Iowa’s P.A.S.T.: A Classroom Manual for the Video Series (Hardcopy + PDF Download)

Author: Julianne L. Hoyer
1993, 118 pp.

Iowa's P.A.S.T. was originally created in 1993 to accompany a video series designed for use in elementary and middle school classrooms.  The ten videos in the series highlighted key culture groups associated with Iowa's prehistoric and historic past, the science of archaeology, and the importance of preserving evidence from Iowa's past. Although the videos are now out of date the basic information presented is still accurate and the lessons and activities associated with them are still useful for educators interested in using archaeology and local history to enliven their lessons. Each section includes the key concepts of the lesson, vocabulary, the full text of the video narration, discussion questions, classroom activities, tests for key concepts, and related references. Supplementary information on Iowa archaeology and prehistory is available in the appendices. 

Titles included in this series are: 

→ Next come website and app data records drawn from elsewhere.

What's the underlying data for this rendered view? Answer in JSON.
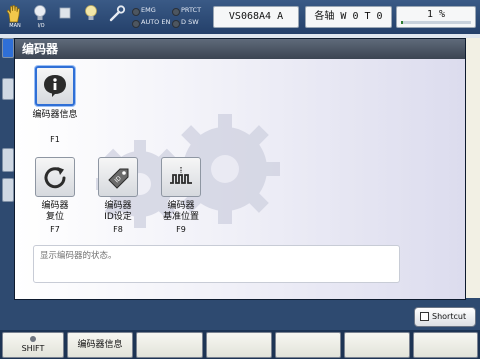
{
  "topbar": {
    "icons": [
      {
        "name": "hand-icon",
        "caption": "MAN"
      },
      {
        "name": "io-bulb-icon",
        "caption": "I/O"
      },
      {
        "name": "stop-square-icon",
        "caption": ""
      },
      {
        "name": "bulb-icon",
        "caption": ""
      },
      {
        "name": "wrench-icon",
        "caption": ""
      }
    ],
    "lamps": [
      "EMG",
      "PRTCT",
      "AUTO EN",
      "D SW"
    ],
    "program_field": "VS068A4 A",
    "axis_field": "各轴  W 0 T 0",
    "override_value": "1 %",
    "override_fraction": 0.01
  },
  "dialog": {
    "title": "编码器",
    "tiles": [
      {
        "label": "编码器信息",
        "fkey": "F1",
        "icon": "info-icon"
      },
      {
        "label": "编码器\n复位",
        "fkey": "F7",
        "icon": "reset-arrow-icon"
      },
      {
        "label": "编码器\nID设定",
        "fkey": "F8",
        "icon": "id-tag-icon"
      },
      {
        "label": "编码器\n基准位置",
        "fkey": "F9",
        "icon": "waveform-icon"
      }
    ],
    "message": "显示编码器的状态。"
  },
  "shortcut": {
    "label": "Shortcut",
    "icon": "shortcut-icon"
  },
  "softkeys": {
    "shift_label": "SHIFT",
    "keys": [
      "编码器信息",
      "",
      "",
      "",
      "",
      ""
    ]
  },
  "colors": {
    "accent_selected": "#2f6fd6",
    "titlebar": "#4a5362",
    "background": "#2e4a70"
  }
}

  •  "The Early Iowans" - This lesson examines what we know about the earliest Ice Age hunters in Iowa, discussing where they came from and tracing changes in their hunting techniques over time.
  •  "The Hopewell Culture" - This lesson focuses on an early mound building culture in southeastern Iowa which participated in a widespread religion which encompassed much of the eastern United States 2000 year ago.
  •  "The Iowa Effigy Mounds" - This lesson presents the concept of an archaeological theory as it explores the origin and purpose of the animal-shaped effigy mounds of northeast Iowa.
  •  "Earthlodge Builders at Glenwood" - This lesson shows how archaeological evidence is used to learn about the distinctive houses and other facets the Glenwood culture, a farming culture which occupied southwestern Iowa from about A.D. 900 to A.D. 1200. 
  •  "Northwest Iowa Farmers" - This lesson compares the archaeological evidence left by two different farming groups who lived in northwestern Iowa 1000 years ago, showing how archaeologists study prehistoric cultures and illustrating different cultural adaptations to a similar environment and lifestyle.
  •  "Ancestors of the Ioway" - Using a combination of historical and archaeological research this lesson examines the roots of the Ioway Nation to the prehistoric culture group know as the Oneota.  
  •  "The Meskwaki Indians" - This lesson focuses on the Meskwaki Nation, Native Americans who are a major part of Iowa's story, both past and present. Topics include: the Meskwaki-Sauk association, events leading up to the Black Hawk War, their ultimate permanent settlement in Iowa, and the way in which the Meskwaki balance the pressure to adapt to contemporary Euro-American culture and preserve their traditional heritage.
  •  "The Ancient Site at Cherokee" - Using the excavations at the Cherokee Site in northwestern Iowa as an example, this lesson explains how archaeological work is conducted and how archaeologists interpret data . Excavations at the Cherokee Site allowed scientists from many disciplines to study climate changes and cultural adaptations over a 2000 year period of Iowa's past.
  •  "Preserving Iowa's Past" - This lesson is a plea for recognizing the need to preserve cultural resources such as archaeological and historic sites. It emphasizes the fact that the goal of archaeology is learning about the people of the past, not the collecting of artifacts, and that archaeological sites are non-renewable resources. It discusses some of the ways archaeologists are working to preserve the record and how the public can help.
  •  "Archaeology and You" - This lesson discusses the contributions made by professional and amateur archaeologists and talks about the types of training archaeologists receive and how amateur can participate.